:: Task brief ::
Search the data for "this" and copy every matching line.

:: Dataset excerpts ::
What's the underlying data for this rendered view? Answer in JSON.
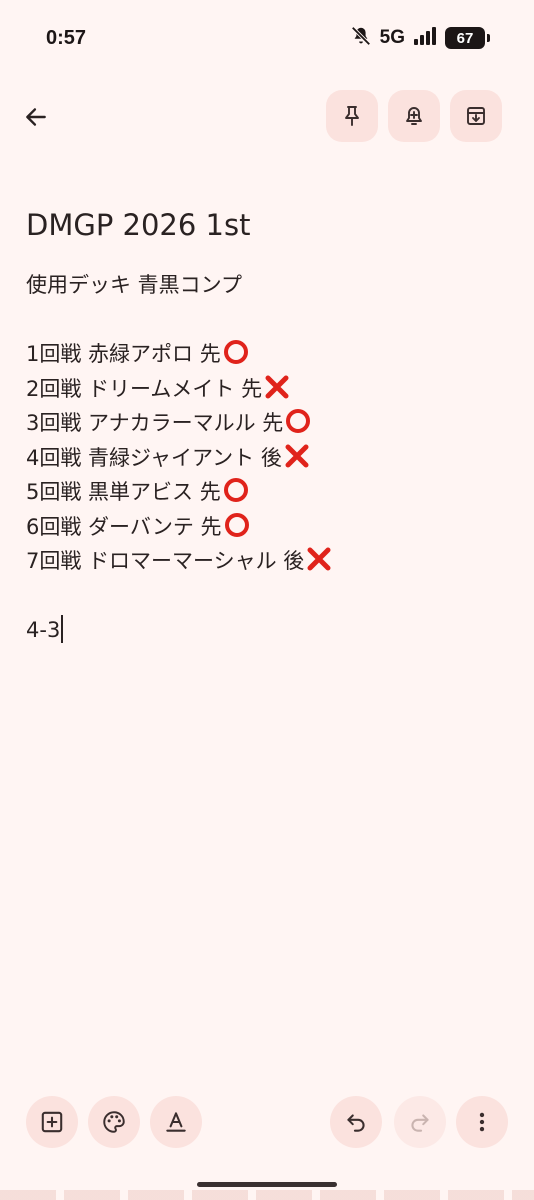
{
  "status": {
    "time": "0:57",
    "network": "5G",
    "battery": "67"
  },
  "toolbar": {
    "back_icon": "arrow-left-icon",
    "pin_icon": "pin-icon",
    "reminder_icon": "bell-plus-icon",
    "archive_icon": "archive-icon"
  },
  "note": {
    "title": "DMGP 2026 1st",
    "deck_line": "使用デッキ 青黒コンプ",
    "rounds": [
      {
        "text": "1回戦 赤緑アポロ 先",
        "result": "win"
      },
      {
        "text": "2回戦 ドリームメイト 先",
        "result": "loss"
      },
      {
        "text": "3回戦 アナカラーマルル 先",
        "result": "win"
      },
      {
        "text": "4回戦 青緑ジャイアント 後",
        "result": "loss"
      },
      {
        "text": "5回戦 黒単アビス 先",
        "result": "win"
      },
      {
        "text": "6回戦 ダーバンテ 先",
        "result": "win"
      },
      {
        "text": "7回戦 ドロマーマーシャル 後",
        "result": "loss"
      }
    ],
    "record": "4-3"
  },
  "bottom_bar": {
    "add_icon": "add-box-icon",
    "palette_icon": "palette-icon",
    "text_format_icon": "text-format-icon",
    "undo_icon": "undo-icon",
    "redo_icon": "redo-icon",
    "more_icon": "more-vert-icon"
  },
  "colors": {
    "background": "#fff5f3",
    "button_bg": "#fbe2de",
    "win_mark": "#e0231b",
    "loss_mark": "#e0231b"
  }
}
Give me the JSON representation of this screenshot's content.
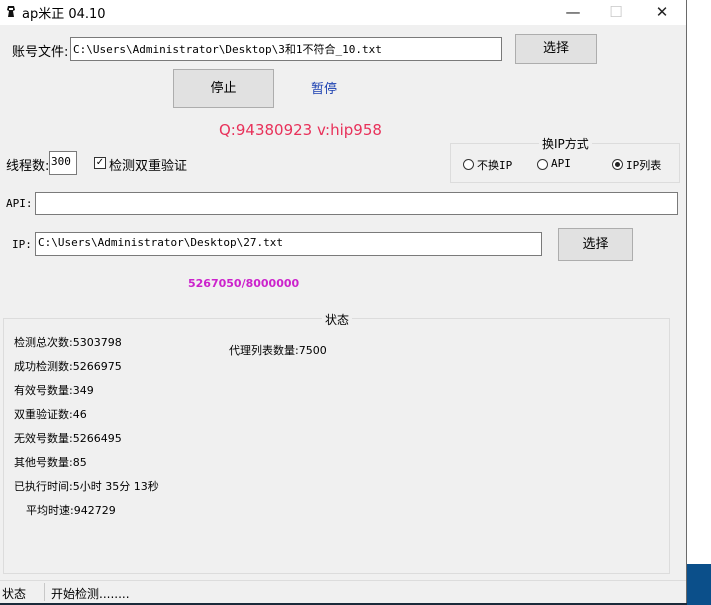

:: The answer ::
What's the underlying data for this rendered view? Answer in JSON.
Give me the JSON representation of this screenshot's content.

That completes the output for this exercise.